Commonwealth and corporate Commonwealth entities are also captured. This reporting regime requires reporting entities to publish a “modern slavery statement”. The mandatory criteria for these statements are set out in full in the Act, but essentially, the reporting entity must include the risks of modern slavery practices in its operations and supply chains or that of any entity it owns or controls, the actions it (and any entity that it owns or controls) has taken to assess and address those risks and a description of how it assesses the effectiveness of the actions it has taken. These statements are maintained on a Modern Slavery Statements Register. Failure to comply with an entity’s obligation to report may lead to the ordering of remedial actions by the Minister.
NSW has also passed modern slavery legislation, but it awaits a commencement date as the NSW Government seeks to introduce further amendments following discussions with the Commonwealth Government around ensuring consistency with the Commonwealth legislation.
Businesses covered by the Modern Slavery Act must assess and report on the risk of modern slavery within their supply chains – including international supply chains.
Accordingly, in recent years, Australia has moved towards developing a comprehensive modern slavery legislative framework to deal with the issue, both within Australia and throughout international supply chains.
The remainder of this article discusses how Australian businesses can meet their obligations to manage supply chain modern slavery risk and how shipping and logistics businesses can ensure that they can meet the standards that will increasingly come to be imposed by their Australian customers.
Some of the ways in which you can ensure your business complies with Australia’s modern slavery legislation are as follows:
Shipping and logistics providers should be prepared to show their Australian customers that they have addressed each of the above matters. Businesses that can demonstrate an effective commitment to managing modern slavery risks and a clean track record will gain a valuable competitive commercial advantage over those that cannot. On the contrary, shipping and logistics businesses that cannot demonstrate such matters will become ‘untouchable’ as Australian businesses will not be able to deal with them for fear of exposing themselves to the risk of modern slavery breaches.
The banning of the “MV Maryam” is a timely reminder to Australian businesses that their international supply chains are susceptible to labour rights violations and modern slavery risks.
Australia has a comprehensive legislative framework that ensures businesses proactively manage such risks, including within their international supply chains.
Further, Australian regulatory authorities in the shipping and logistics space have identified such risks as a key enforcement target going forward.
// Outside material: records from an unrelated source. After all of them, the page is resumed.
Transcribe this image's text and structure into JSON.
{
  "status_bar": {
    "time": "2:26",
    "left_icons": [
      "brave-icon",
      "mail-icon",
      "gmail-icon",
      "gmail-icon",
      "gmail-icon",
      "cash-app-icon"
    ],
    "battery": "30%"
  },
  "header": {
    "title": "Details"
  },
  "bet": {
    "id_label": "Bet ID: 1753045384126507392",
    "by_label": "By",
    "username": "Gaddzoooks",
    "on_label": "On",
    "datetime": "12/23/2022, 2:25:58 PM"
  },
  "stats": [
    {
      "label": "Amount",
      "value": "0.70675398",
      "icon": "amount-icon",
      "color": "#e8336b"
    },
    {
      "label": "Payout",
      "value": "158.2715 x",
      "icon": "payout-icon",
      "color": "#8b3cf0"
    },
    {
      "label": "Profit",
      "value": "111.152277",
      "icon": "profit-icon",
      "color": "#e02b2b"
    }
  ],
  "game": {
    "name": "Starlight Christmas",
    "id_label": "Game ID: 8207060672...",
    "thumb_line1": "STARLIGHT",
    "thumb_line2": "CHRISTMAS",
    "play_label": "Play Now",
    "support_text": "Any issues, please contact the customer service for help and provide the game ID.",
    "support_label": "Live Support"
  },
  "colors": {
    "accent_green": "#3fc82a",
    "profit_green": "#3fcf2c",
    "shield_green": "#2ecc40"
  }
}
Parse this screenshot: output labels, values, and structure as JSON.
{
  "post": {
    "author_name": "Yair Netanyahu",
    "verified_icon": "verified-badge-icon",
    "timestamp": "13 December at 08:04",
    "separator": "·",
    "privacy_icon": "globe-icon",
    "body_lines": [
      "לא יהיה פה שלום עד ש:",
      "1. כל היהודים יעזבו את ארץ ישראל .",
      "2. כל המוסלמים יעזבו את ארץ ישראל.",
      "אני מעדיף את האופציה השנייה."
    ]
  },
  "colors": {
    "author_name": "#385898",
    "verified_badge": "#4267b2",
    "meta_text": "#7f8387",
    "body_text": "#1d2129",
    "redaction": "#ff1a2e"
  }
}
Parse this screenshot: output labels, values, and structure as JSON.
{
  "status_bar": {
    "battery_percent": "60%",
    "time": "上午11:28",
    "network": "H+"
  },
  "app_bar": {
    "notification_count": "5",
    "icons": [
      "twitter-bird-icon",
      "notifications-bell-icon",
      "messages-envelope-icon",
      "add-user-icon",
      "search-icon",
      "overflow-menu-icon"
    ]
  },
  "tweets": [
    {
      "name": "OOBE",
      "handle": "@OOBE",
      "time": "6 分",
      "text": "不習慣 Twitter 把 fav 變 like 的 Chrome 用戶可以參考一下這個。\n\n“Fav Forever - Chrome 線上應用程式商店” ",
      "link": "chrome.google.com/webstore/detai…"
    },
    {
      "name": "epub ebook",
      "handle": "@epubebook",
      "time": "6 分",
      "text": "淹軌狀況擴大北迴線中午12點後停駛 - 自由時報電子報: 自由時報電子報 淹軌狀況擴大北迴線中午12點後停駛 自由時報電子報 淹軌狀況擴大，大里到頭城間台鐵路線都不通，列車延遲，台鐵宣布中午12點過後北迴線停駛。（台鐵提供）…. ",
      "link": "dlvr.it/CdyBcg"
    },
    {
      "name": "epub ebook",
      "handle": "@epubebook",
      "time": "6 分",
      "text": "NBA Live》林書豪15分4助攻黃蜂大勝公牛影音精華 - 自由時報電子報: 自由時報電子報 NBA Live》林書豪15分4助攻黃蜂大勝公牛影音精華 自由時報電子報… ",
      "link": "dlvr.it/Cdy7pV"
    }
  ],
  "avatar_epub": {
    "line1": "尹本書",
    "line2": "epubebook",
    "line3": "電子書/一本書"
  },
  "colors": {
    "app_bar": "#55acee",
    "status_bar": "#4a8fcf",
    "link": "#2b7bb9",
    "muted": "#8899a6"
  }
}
Australian businesses should be proactively managing the risk of modern slavery in their supply chains to ensure that their supply chains do not bring them into breach of modern slavery laws. Shipping and logistics businesses trading to or from Australia should ensure that they can respond to modern slavery enquiries of their Australian customers to make themselves lower risk and more attractive to Australian businesses than their competitors.
Authors: Nathan Cecil & Melanie Long
The information in this publication is of a general nature and is not intended to address the circumstances of any particular individual or entity. Although we endeavour to provide accurate and timely information, we do not guarantee that the information in this article is accurate at the date it is received or that it will continue to be accurate in the future.